§ INFORMATION:
* * *
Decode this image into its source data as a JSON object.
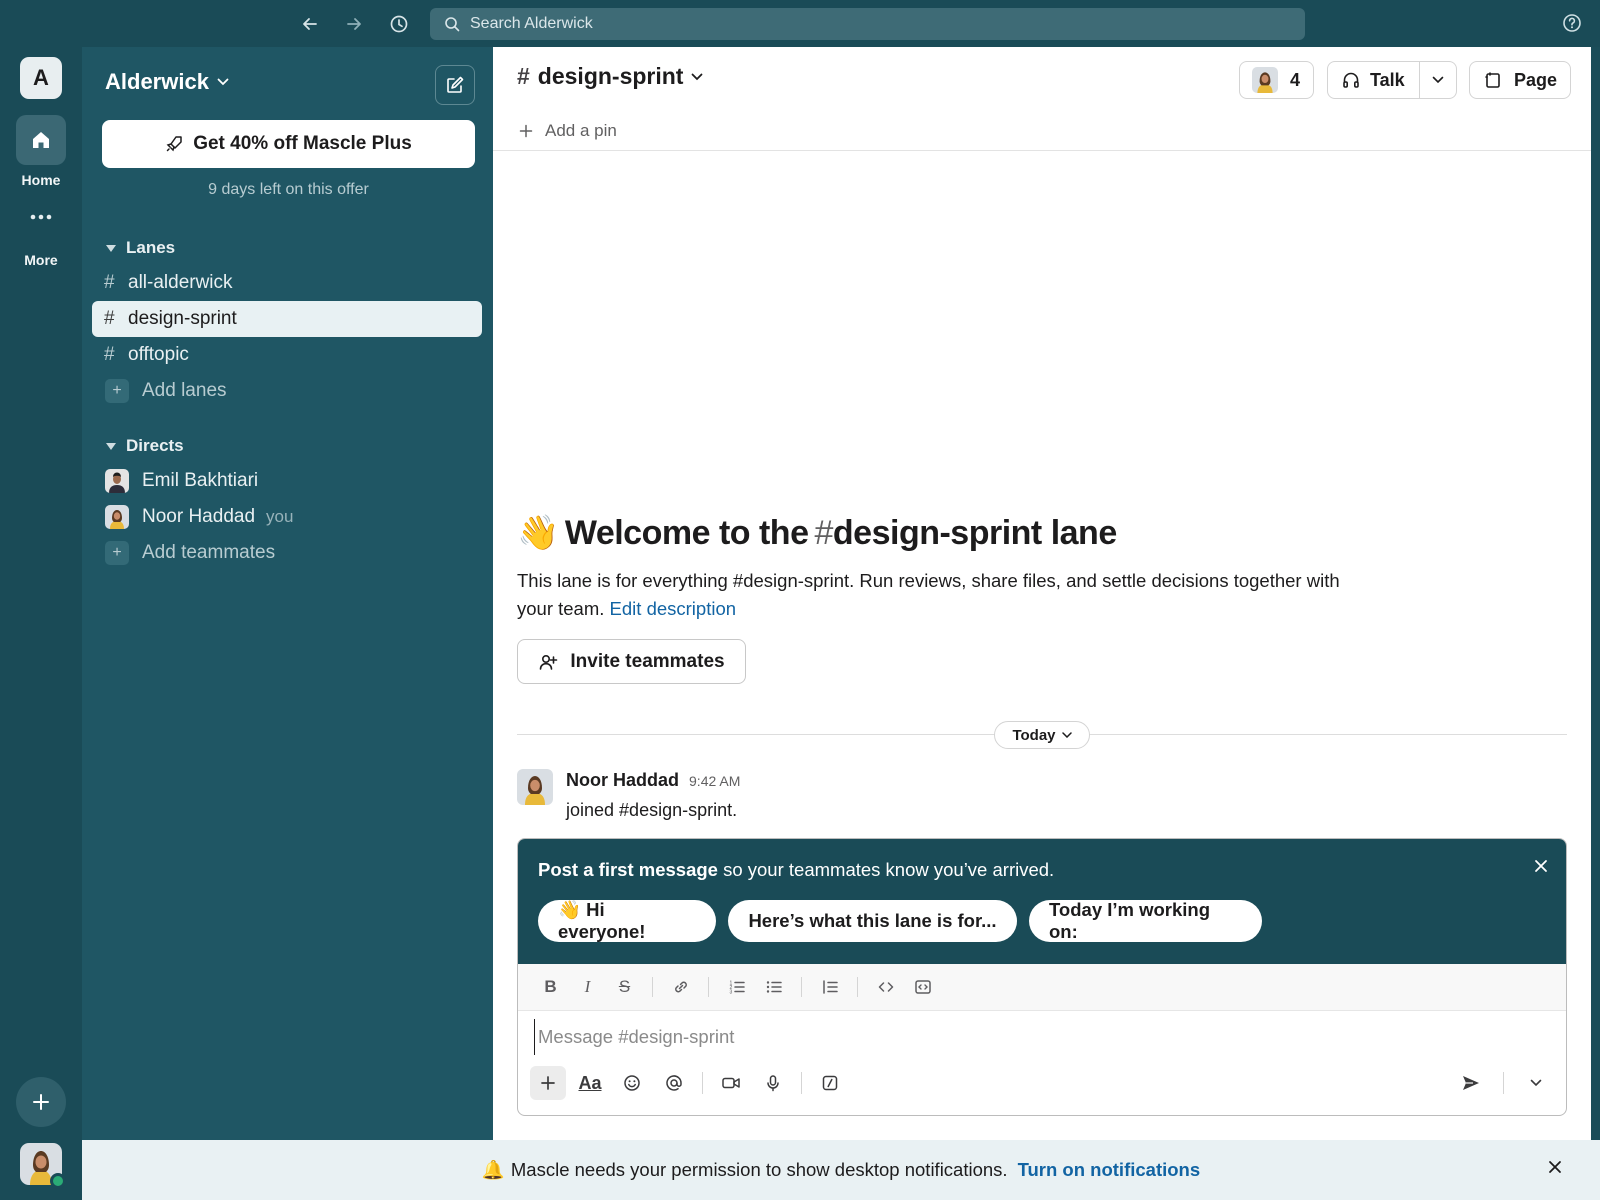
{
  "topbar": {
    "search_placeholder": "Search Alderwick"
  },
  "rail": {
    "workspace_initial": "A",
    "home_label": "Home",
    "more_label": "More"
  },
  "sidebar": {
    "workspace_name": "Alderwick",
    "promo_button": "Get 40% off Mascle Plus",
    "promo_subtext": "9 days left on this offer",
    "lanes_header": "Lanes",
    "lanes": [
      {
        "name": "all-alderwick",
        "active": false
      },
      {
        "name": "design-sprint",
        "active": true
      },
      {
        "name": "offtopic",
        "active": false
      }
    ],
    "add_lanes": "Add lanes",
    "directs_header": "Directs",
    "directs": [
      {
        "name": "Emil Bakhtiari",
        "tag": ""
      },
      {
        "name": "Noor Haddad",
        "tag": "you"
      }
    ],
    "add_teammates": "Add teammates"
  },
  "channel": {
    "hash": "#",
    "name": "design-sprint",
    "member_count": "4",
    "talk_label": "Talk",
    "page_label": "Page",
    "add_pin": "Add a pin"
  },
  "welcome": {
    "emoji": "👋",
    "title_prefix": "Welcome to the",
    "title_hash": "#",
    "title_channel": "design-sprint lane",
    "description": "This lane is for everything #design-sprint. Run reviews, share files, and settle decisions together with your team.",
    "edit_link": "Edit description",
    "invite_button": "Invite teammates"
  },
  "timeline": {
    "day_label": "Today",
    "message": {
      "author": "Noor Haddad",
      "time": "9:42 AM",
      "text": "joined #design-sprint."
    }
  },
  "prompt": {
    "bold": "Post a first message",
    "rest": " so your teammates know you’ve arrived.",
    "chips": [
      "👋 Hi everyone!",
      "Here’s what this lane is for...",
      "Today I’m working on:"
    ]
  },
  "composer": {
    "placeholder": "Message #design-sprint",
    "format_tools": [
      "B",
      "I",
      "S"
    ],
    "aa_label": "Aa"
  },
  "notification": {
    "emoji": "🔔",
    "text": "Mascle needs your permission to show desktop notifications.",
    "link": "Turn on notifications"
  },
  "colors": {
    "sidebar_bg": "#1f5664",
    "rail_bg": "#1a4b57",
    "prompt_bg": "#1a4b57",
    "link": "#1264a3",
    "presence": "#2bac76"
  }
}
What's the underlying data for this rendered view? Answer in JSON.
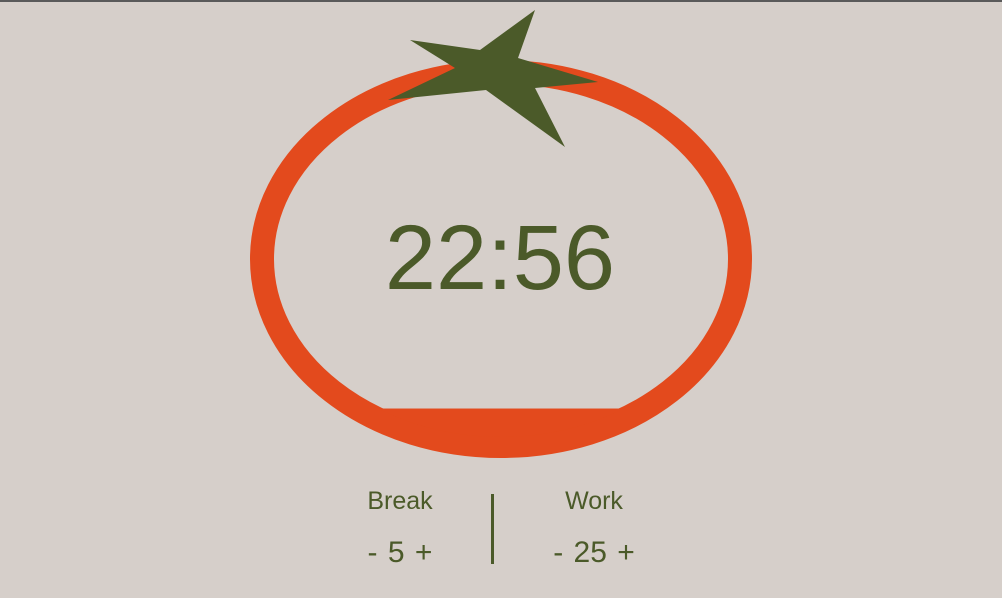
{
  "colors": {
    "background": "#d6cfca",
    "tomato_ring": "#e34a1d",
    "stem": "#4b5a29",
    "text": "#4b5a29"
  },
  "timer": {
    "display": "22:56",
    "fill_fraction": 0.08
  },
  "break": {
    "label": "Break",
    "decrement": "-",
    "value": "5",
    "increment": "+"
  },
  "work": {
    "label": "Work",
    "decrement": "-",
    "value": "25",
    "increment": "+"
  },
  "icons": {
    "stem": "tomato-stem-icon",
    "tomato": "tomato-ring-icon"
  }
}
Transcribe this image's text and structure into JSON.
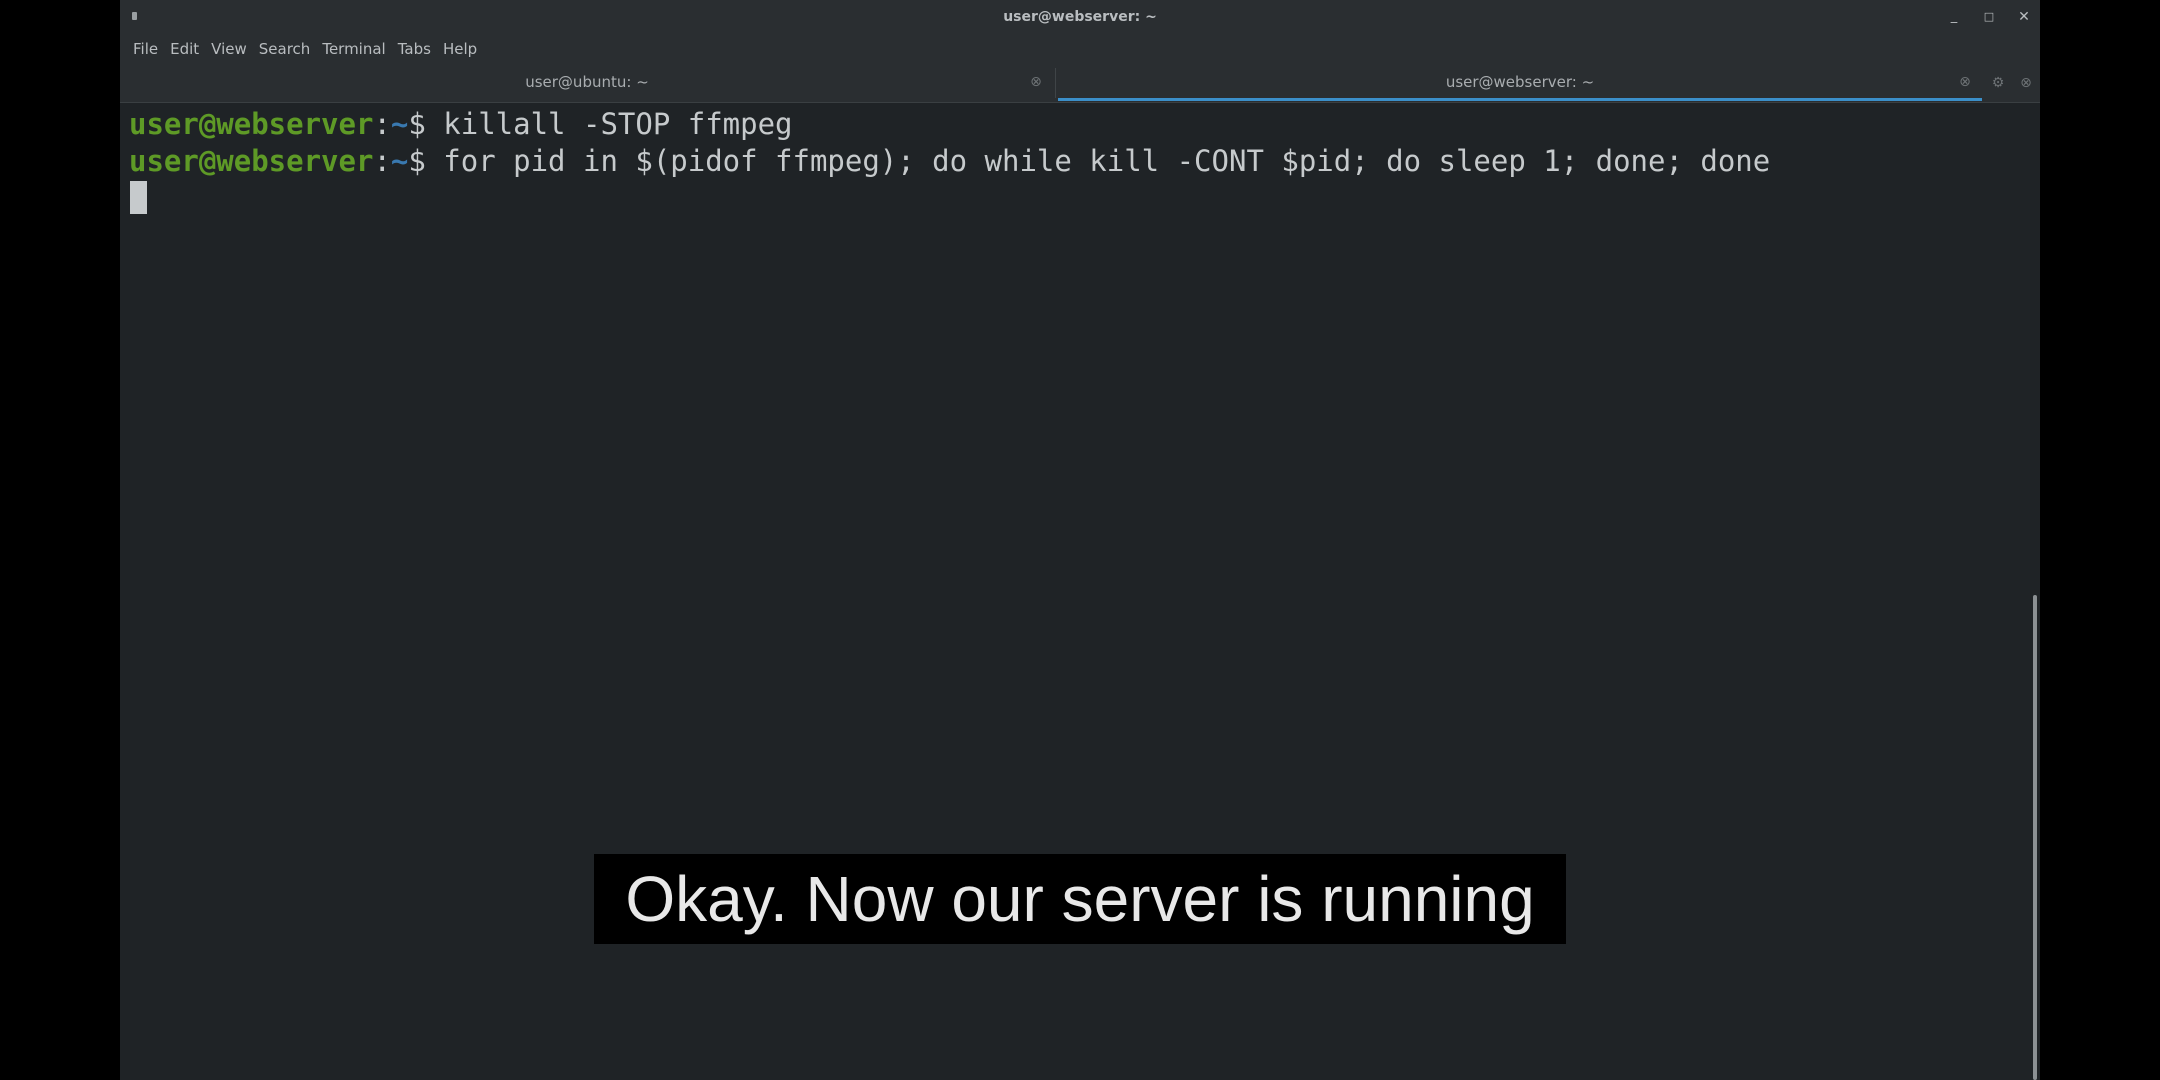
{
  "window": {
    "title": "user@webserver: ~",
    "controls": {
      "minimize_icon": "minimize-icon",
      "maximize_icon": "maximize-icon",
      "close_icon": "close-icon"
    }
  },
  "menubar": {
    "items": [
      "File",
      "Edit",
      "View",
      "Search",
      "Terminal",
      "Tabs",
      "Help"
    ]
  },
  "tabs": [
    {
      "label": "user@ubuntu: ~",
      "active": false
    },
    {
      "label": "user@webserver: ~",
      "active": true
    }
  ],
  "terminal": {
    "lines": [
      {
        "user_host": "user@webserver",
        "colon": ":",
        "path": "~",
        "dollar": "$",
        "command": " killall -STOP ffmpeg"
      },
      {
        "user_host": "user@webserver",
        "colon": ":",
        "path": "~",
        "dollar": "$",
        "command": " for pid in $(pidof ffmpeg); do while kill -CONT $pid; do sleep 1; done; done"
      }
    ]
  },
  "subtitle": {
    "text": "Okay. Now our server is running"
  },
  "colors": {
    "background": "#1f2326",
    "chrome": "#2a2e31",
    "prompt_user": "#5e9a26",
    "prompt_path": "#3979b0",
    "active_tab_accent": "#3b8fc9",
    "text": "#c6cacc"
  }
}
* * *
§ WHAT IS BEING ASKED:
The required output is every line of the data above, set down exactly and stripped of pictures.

§ SOLUTION FOR THIS TASK:
Decode this image into its source data as a JSON object.
{
  "topbar": {
    "search_placeholder": "Search Alderwick"
  },
  "rail": {
    "workspace_initial": "A",
    "home_label": "Home",
    "more_label": "More"
  },
  "sidebar": {
    "workspace_name": "Alderwick",
    "promo_button": "Get 40% off Mascle Plus",
    "promo_subtext": "9 days left on this offer",
    "lanes_header": "Lanes",
    "lanes": [
      {
        "name": "all-alderwick",
        "active": false
      },
      {
        "name": "design-sprint",
        "active": true
      },
      {
        "name": "offtopic",
        "active": false
      }
    ],
    "add_lanes": "Add lanes",
    "directs_header": "Directs",
    "directs": [
      {
        "name": "Emil Bakhtiari",
        "tag": ""
      },
      {
        "name": "Noor Haddad",
        "tag": "you"
      }
    ],
    "add_teammates": "Add teammates"
  },
  "channel": {
    "hash": "#",
    "name": "design-sprint",
    "member_count": "4",
    "talk_label": "Talk",
    "page_label": "Page",
    "add_pin": "Add a pin"
  },
  "welcome": {
    "emoji": "👋",
    "title_prefix": "Welcome to the",
    "title_hash": "#",
    "title_channel": "design-sprint lane",
    "description": "This lane is for everything #design-sprint. Run reviews, share files, and settle decisions together with your team.",
    "edit_link": "Edit description",
    "invite_button": "Invite teammates"
  },
  "timeline": {
    "day_label": "Today",
    "message": {
      "author": "Noor Haddad",
      "time": "9:42 AM",
      "text": "joined #design-sprint."
    }
  },
  "prompt": {
    "bold": "Post a first message",
    "rest": " so your teammates know you’ve arrived.",
    "chips": [
      "👋 Hi everyone!",
      "Here’s what this lane is for...",
      "Today I’m working on:"
    ]
  },
  "composer": {
    "placeholder": "Message #design-sprint",
    "format_tools": [
      "B",
      "I",
      "S"
    ],
    "aa_label": "Aa"
  },
  "notification": {
    "emoji": "🔔",
    "text": "Mascle needs your permission to show desktop notifications.",
    "link": "Turn on notifications"
  },
  "colors": {
    "sidebar_bg": "#1f5664",
    "rail_bg": "#1a4b57",
    "prompt_bg": "#1a4b57",
    "link": "#1264a3",
    "presence": "#2bac76"
  }
}
What's the underlying data for this rendered view? Answer in JSON.
{
  "colors": {
    "background": "#d6cfca",
    "tomato_ring": "#e34a1d",
    "stem": "#4b5a29",
    "text": "#4b5a29"
  },
  "timer": {
    "display": "22:56",
    "fill_fraction": 0.08
  },
  "break": {
    "label": "Break",
    "decrement": "-",
    "value": "5",
    "increment": "+"
  },
  "work": {
    "label": "Work",
    "decrement": "-",
    "value": "25",
    "increment": "+"
  },
  "icons": {
    "stem": "tomato-stem-icon",
    "tomato": "tomato-ring-icon"
  }
}
Transcribe this image's text and structure into JSON.
{
  "window": {
    "title": "user@webserver: ~",
    "controls": {
      "minimize_icon": "minimize-icon",
      "maximize_icon": "maximize-icon",
      "close_icon": "close-icon"
    }
  },
  "menubar": {
    "items": [
      "File",
      "Edit",
      "View",
      "Search",
      "Terminal",
      "Tabs",
      "Help"
    ]
  },
  "tabs": [
    {
      "label": "user@ubuntu: ~",
      "active": false
    },
    {
      "label": "user@webserver: ~",
      "active": true
    }
  ],
  "terminal": {
    "lines": [
      {
        "user_host": "user@webserver",
        "colon": ":",
        "path": "~",
        "dollar": "$",
        "command": " killall -STOP ffmpeg"
      },
      {
        "user_host": "user@webserver",
        "colon": ":",
        "path": "~",
        "dollar": "$",
        "command": " for pid in $(pidof ffmpeg); do while kill -CONT $pid; do sleep 1; done; done"
      }
    ]
  },
  "subtitle": {
    "text": "Okay. Now our server is running"
  },
  "colors": {
    "background": "#1f2326",
    "chrome": "#2a2e31",
    "prompt_user": "#5e9a26",
    "prompt_path": "#3979b0",
    "active_tab_accent": "#3b8fc9",
    "text": "#c6cacc"
  }
}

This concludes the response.